Scott Hoffman Black, executive director of the Xerces Society, encourages you to "reimagine your garden: increase the diversity of native plants, ensure that there are places for insects to nest, and avoid using pesticides."
This piece originally appeared in the Spring 2019 edition of Xerces’ biannual publication Wings; it appears here with minor updates. Click to view the full Spring 2019 issue.
I grew up in Omaha, Nebraska. Although we lived in what would be considered an urban area, nature was very important to my family. We did not take exotic vacations, instead camping along the Missouri River or on trips to the Black Hills of South Dakota. A couple of blocks from home was a place we called “the woods”—a two-block-square area that contained forest, meadow, and an ephemeral stream, and that had not yet been turned into houses. I spent time in this area nearly every day, sometimes playing tag or ball with friends or taking my G.I. Joes out for adventures, but often just searching around to see what wildlife I could find. I was the kind of kid who lifted rocks to look for lizards and snakes, and caught butterflies by day and fireflies by night. Sometimes I was late getting home, entranced at the many kinds of insects large and small buzzing under a single streetlamp.
Fast forward to today and I live in a neighborhood far from Nebraska. However, I can still find nature close to home. We have a screech owl in the adjacent woodlot, and a skunk walked through our yard just last week. My wife and I have transformed our garden so that it supports a diversity of bees, butterflies, and other insects, as well as a large number of birds in every season.
A variety of native plants form the core of this backyard habitat, augmented by nonnatives such as blueberry bushes, raspberry canes, apple trees, and a variety of herbs and vegetables. We allow some messiness, leaving piles of branches and leaves to provide places where insects can overwinter in relative safety. We don’t use insecticides or herbicides, instead adopting such practices as washing aphids from plants and picking off cabbage white caterpillars. In some instances, deciding that certain plants are just not worth the work, we replace them with others that will do better in our little patch of land.
By providing habitat for insects, we are helping the entire ecosystem. Our native bees pollinate the berries and fruit trees, and a wealth of insects provide food for birds and other animals. Eighty-eight percent of birds feed on insects at some point in their life cycle; without insects our yard would largely be devoid of birdsong.
Our garden is neither a museum piece nor a natural area. We have a small patch of grass, a trampoline, and a deck. We’ve kept some of the nonnative plants that were here when we moved in, including several incredibly colorful and fragrant hybrid tea roses. It is important that our yard is a home for us as well as our animal neighbors.

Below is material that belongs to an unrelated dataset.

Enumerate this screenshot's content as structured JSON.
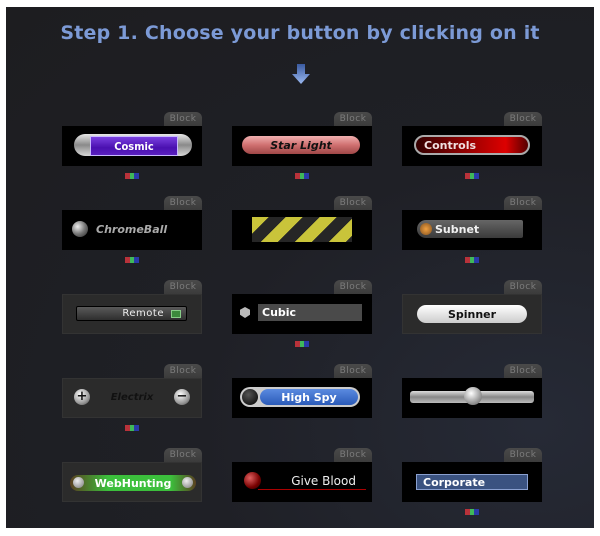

The more scientists look at the diversity in urban and suburban areas, the more we find that we can support wildlife from the bottom of the food chain upward. Studies show that suburban areas in the Midwest have a higher diversity of bees than nearby farms do, and surveys reveal that the diversity of butterflies is relatively high even in some of our most urbanized environments.
The rusty patched bumble bee, the first bumble bee listed under the U.S. Endangered Species Act, has some of its last strongholds in suburban gardens and parks. In short, if we want to protect and provide for insects we need to do so in all landscapes. Our parks and our yards are important pieces of the biodiversity puzzle.
Much of the recent news is not good when it comes to insect declines. The population of western monarch butterflies has seen its lowest year ever. Stories of the “insect apocalypse” have hit the popular media (click to read a paper on the topic written by Scott, Matt Forister of the University of Nevada–Reno, and Emma Pelton, of the Xerces Society). The good news is that the evidence clearly shows that if we protect and restore habitat, we can increase populations of bees, butterflies, and other insects. The same holds true for your local stream or wetland: thoughtful management can bring back insect life. Restoring and protecting habitat works.
Everyone can—and should—take part. I encourage you to reimagine your garden: increase the diversity of native plants, ensure that there are places for insects to nest, and avoid using pesticides. Xerces has a variety of materials to make such efforts easier; start with our Bring Back the Pollinators page and our Pollinator Conservation Resource Center. You can also work with your local park or watershed group to protect and restore habitat, and urge your home town or local campus to join the Bee City USA and Bee Campus USA movements. Working together we can make a significant difference.
This piece originally appeared in the Xerces Society publication Wings. Read the full spring 2019 issue.
Read the paper Declines in insect abundance and diversity: We know enough to act now, written by Matt Forister, University of Nevada–Reno; Scott Hoffman Black, Xerces Society; and Emma Pelton, Xerces Society.
Ready to create or enhance your own pollinator habitat? Check out our Pollinator Conservation Resource Center.